WHAT IS BEING ASKED: Which lines in the material below contain the word "date"? Copy each of them.

TASK INPUT:
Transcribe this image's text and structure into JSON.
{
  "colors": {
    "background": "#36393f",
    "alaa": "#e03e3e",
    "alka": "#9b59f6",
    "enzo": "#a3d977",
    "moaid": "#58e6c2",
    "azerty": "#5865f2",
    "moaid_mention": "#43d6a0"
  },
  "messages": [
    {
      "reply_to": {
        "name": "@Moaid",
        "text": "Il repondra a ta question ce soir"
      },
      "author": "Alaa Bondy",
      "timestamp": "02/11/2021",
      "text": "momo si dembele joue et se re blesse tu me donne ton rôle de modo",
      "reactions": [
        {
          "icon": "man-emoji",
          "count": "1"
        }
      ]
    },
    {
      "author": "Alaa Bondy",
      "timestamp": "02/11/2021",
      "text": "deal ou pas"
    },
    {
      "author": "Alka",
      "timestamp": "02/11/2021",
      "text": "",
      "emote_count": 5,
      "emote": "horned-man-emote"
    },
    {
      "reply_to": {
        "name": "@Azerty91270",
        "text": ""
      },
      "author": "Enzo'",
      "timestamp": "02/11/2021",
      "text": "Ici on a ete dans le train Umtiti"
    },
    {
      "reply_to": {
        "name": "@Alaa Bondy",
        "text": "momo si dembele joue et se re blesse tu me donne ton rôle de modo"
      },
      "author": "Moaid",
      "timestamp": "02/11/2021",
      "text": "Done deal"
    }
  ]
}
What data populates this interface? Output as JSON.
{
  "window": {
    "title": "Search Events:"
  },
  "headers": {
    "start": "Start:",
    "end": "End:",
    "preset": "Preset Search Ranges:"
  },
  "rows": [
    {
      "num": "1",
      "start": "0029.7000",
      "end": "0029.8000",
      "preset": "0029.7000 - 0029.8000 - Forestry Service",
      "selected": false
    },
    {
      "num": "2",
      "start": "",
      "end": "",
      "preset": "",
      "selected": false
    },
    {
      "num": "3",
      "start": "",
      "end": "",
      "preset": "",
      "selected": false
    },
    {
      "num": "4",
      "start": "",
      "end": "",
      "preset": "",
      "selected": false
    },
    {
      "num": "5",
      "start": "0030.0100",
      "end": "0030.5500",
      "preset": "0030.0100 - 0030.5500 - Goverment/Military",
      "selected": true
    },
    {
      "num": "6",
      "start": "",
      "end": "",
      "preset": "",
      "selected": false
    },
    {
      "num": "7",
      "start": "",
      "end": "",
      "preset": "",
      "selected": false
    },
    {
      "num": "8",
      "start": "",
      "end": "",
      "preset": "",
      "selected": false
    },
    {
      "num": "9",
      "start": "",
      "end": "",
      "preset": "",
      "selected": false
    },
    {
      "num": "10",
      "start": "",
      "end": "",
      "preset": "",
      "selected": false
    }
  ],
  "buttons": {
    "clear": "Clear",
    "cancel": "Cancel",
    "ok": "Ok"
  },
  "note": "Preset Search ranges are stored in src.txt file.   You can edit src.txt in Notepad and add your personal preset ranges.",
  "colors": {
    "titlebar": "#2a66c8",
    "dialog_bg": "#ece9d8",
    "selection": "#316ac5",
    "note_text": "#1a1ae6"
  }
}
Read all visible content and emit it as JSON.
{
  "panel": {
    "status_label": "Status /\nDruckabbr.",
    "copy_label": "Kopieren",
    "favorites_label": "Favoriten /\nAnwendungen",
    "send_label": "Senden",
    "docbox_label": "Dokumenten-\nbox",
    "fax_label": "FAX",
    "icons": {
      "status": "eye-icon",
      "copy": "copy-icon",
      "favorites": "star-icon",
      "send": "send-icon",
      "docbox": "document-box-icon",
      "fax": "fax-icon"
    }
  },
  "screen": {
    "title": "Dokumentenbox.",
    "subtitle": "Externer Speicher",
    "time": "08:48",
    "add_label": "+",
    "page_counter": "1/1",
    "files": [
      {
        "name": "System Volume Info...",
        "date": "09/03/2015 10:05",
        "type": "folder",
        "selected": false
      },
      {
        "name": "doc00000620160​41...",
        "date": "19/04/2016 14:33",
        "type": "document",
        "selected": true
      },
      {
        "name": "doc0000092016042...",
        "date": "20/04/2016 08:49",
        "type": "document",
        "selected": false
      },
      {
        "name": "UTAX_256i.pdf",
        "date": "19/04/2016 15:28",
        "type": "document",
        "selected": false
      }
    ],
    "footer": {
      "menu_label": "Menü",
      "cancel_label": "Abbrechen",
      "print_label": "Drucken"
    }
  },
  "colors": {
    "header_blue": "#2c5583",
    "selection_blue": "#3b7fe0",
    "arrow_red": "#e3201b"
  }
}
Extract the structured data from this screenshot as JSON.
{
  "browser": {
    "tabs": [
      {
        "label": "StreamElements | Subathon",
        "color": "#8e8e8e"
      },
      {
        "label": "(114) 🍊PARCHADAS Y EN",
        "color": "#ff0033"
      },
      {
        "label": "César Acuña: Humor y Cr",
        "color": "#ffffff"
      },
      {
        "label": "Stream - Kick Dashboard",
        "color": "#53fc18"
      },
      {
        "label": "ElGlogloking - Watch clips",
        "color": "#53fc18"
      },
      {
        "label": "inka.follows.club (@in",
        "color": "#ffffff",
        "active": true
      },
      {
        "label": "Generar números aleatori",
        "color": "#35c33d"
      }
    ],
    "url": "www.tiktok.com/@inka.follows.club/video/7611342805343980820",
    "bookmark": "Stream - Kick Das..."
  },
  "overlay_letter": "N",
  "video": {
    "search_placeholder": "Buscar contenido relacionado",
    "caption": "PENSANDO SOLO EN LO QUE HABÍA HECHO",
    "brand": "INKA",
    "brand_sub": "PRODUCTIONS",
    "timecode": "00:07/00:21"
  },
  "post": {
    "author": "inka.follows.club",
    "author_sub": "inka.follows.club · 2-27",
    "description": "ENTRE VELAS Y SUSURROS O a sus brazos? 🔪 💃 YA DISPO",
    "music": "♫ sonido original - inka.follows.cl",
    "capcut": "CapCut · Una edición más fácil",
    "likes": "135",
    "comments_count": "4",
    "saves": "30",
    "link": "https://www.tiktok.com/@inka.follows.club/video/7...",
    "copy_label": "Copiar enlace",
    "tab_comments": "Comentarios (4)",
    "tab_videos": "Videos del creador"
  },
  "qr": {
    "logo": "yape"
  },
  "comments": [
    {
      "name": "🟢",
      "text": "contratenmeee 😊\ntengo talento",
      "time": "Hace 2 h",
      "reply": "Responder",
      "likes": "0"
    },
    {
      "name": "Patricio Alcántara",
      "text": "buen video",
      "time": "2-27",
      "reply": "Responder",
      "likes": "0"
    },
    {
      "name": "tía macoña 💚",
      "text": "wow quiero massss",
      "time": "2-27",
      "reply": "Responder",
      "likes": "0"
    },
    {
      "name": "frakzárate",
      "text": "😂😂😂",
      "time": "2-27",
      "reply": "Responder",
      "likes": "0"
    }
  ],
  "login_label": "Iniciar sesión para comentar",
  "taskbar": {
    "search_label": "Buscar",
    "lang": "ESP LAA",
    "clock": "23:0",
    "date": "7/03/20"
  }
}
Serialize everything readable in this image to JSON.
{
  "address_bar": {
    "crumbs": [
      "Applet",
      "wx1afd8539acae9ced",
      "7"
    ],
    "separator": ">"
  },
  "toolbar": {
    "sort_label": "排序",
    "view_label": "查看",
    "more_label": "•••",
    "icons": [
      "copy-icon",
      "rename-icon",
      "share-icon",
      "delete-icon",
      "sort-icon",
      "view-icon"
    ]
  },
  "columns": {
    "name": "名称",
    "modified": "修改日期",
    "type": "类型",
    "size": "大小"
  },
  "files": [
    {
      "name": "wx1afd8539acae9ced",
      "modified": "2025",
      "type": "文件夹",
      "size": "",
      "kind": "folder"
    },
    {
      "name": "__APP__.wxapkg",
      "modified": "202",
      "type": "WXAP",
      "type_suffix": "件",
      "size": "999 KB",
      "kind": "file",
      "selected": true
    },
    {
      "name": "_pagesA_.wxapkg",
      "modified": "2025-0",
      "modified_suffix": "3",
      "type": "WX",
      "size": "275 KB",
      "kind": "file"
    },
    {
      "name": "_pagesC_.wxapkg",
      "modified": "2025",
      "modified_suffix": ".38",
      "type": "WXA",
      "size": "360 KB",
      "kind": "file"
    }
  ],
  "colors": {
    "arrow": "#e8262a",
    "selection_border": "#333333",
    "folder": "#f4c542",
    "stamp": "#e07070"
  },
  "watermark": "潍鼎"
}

ANSWER TO THIS TASK:
        "date": "09/03/2015 10:05",
        "date": "19/04/2016 14:33",
        "date": "20/04/2016 08:49",
        "date": "19/04/2016 15:28",
    "date": "7/03/20"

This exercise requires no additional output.